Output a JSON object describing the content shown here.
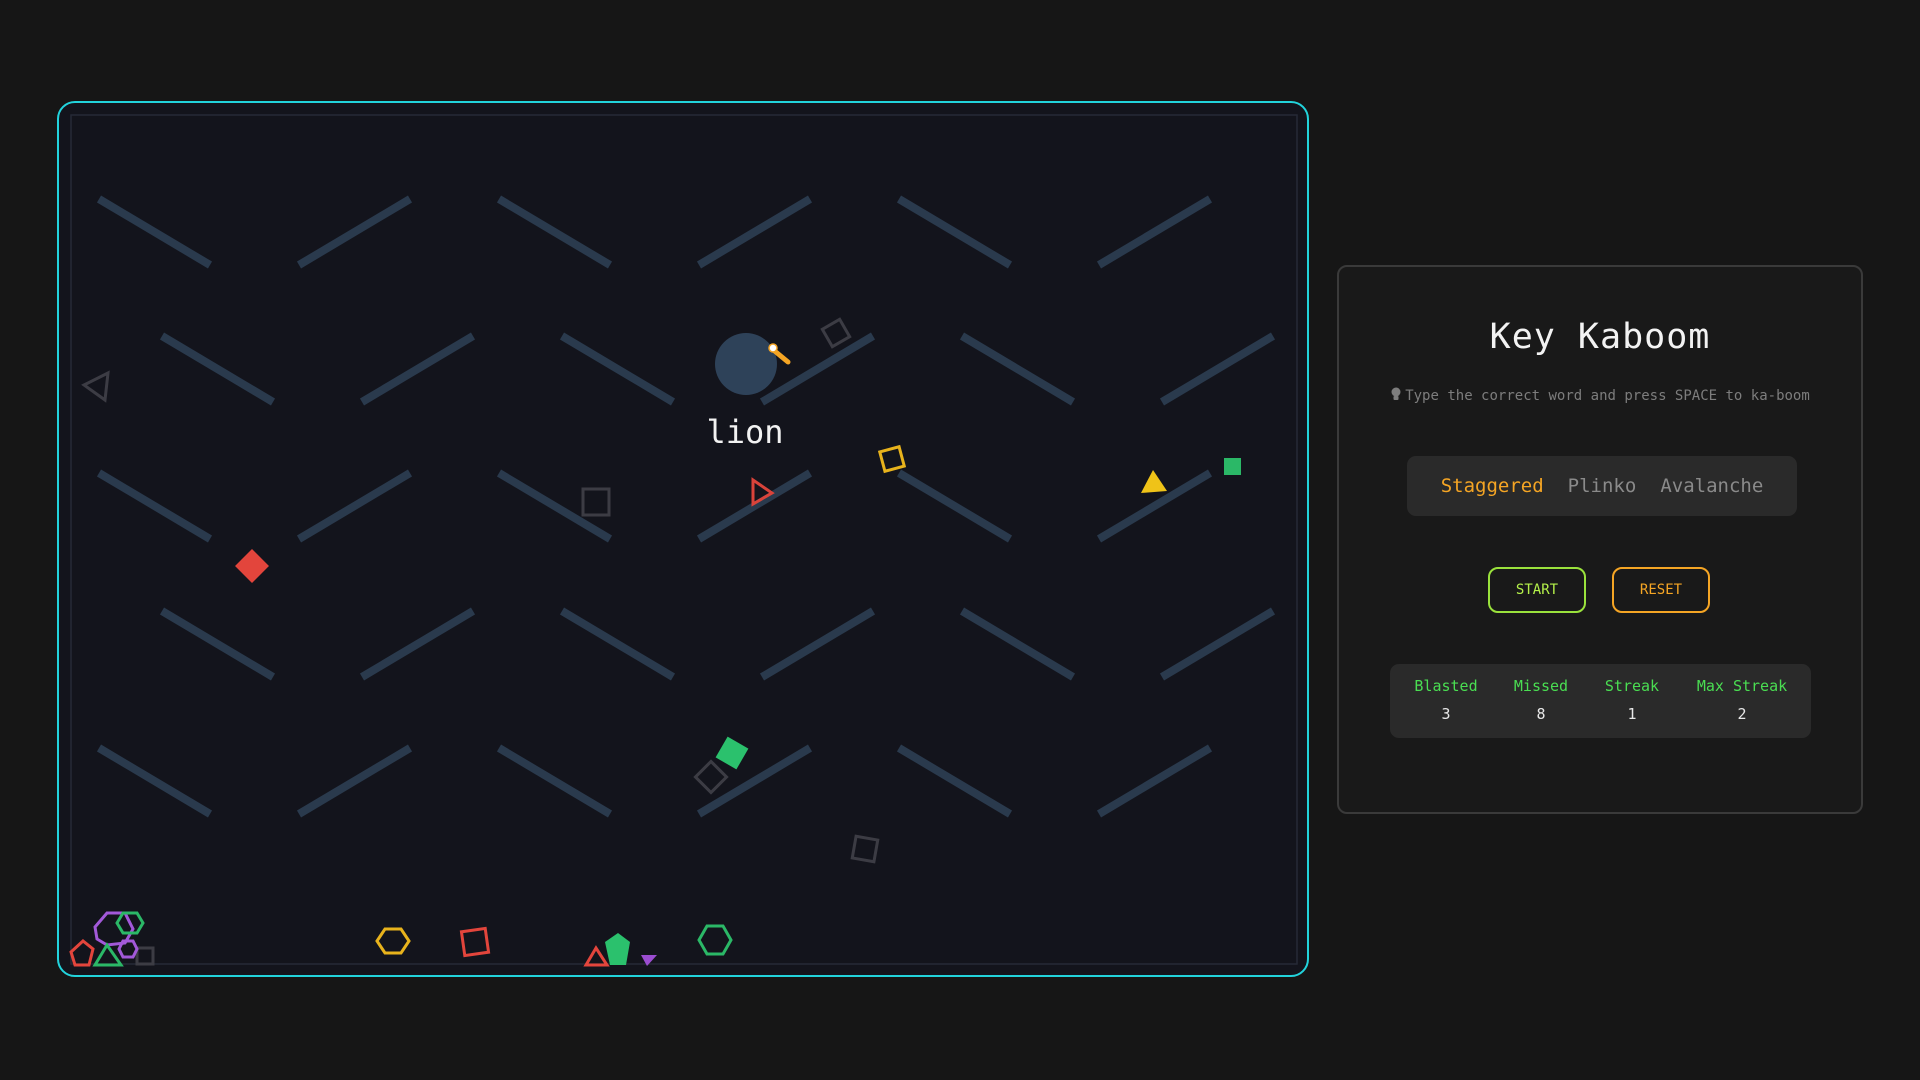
{
  "game": {
    "word": "lion",
    "colors": {
      "frame": "#22d3dc",
      "board": "#13141c",
      "peg": "#2a3a4d",
      "ball": "#2e4259",
      "fuse": "#f5a524"
    }
  },
  "panel": {
    "title": "Key Kaboom",
    "hint": "Type the correct word and press SPACE to ka-boom",
    "hint_icon": "lightbulb-icon",
    "modes": [
      {
        "label": "Staggered",
        "active": true
      },
      {
        "label": "Plinko",
        "active": false
      },
      {
        "label": "Avalanche",
        "active": false
      }
    ],
    "buttons": {
      "start": "START",
      "reset": "RESET"
    },
    "stats": [
      {
        "label": "Blasted",
        "value": "3"
      },
      {
        "label": "Missed",
        "value": "8"
      },
      {
        "label": "Streak",
        "value": "1"
      },
      {
        "label": "Max Streak",
        "value": "2"
      }
    ]
  }
}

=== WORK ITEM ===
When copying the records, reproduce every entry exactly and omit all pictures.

=== RESULT OF THIS EXERCISE ===
Output a JSON object describing the content shown here.
{
  "game": {
    "word": "lion",
    "colors": {
      "frame": "#22d3dc",
      "board": "#13141c",
      "peg": "#2a3a4d",
      "ball": "#2e4259",
      "fuse": "#f5a524"
    }
  },
  "panel": {
    "title": "Key Kaboom",
    "hint": "Type the correct word and press SPACE to ka-boom",
    "hint_icon": "lightbulb-icon",
    "modes": [
      {
        "label": "Staggered",
        "active": true
      },
      {
        "label": "Plinko",
        "active": false
      },
      {
        "label": "Avalanche",
        "active": false
      }
    ],
    "buttons": {
      "start": "START",
      "reset": "RESET"
    },
    "stats": [
      {
        "label": "Blasted",
        "value": "3"
      },
      {
        "label": "Missed",
        "value": "8"
      },
      {
        "label": "Streak",
        "value": "1"
      },
      {
        "label": "Max Streak",
        "value": "2"
      }
    ]
  }
}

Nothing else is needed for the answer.